━━━ RECORD EXCERPTS ━━━
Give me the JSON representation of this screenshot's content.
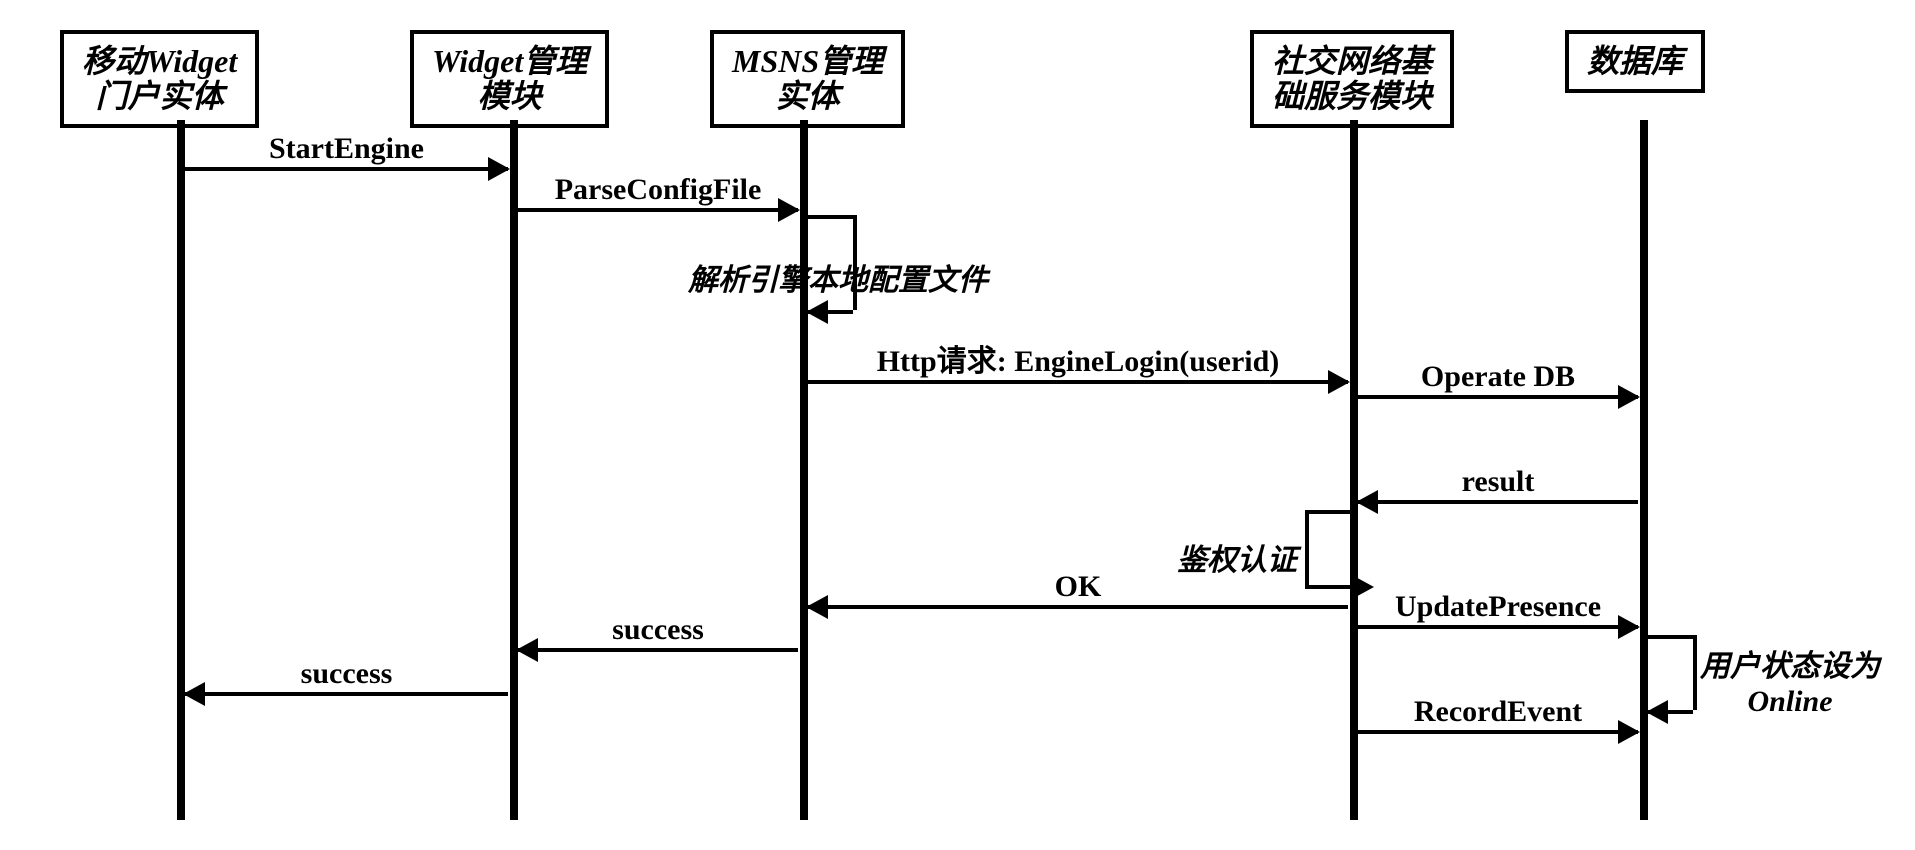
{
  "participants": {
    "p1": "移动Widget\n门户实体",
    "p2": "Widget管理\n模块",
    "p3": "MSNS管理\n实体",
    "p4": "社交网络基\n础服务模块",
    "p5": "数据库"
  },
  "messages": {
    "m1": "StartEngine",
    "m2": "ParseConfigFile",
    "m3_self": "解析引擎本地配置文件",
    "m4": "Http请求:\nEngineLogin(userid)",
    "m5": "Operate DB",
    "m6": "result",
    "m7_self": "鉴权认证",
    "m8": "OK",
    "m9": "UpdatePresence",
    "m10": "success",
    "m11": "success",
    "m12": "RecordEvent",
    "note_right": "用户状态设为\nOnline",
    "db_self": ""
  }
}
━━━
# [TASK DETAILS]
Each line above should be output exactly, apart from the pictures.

# [OUTPUT BELOW]
Give me the JSON representation of this screenshot's content.
{
  "participants": {
    "p1": "移动Widget\n门户实体",
    "p2": "Widget管理\n模块",
    "p3": "MSNS管理\n实体",
    "p4": "社交网络基\n础服务模块",
    "p5": "数据库"
  },
  "messages": {
    "m1": "StartEngine",
    "m2": "ParseConfigFile",
    "m3_self": "解析引擎本地配置文件",
    "m4": "Http请求:\nEngineLogin(userid)",
    "m5": "Operate DB",
    "m6": "result",
    "m7_self": "鉴权认证",
    "m8": "OK",
    "m9": "UpdatePresence",
    "m10": "success",
    "m11": "success",
    "m12": "RecordEvent",
    "note_right": "用户状态设为\nOnline",
    "db_self": ""
  }
}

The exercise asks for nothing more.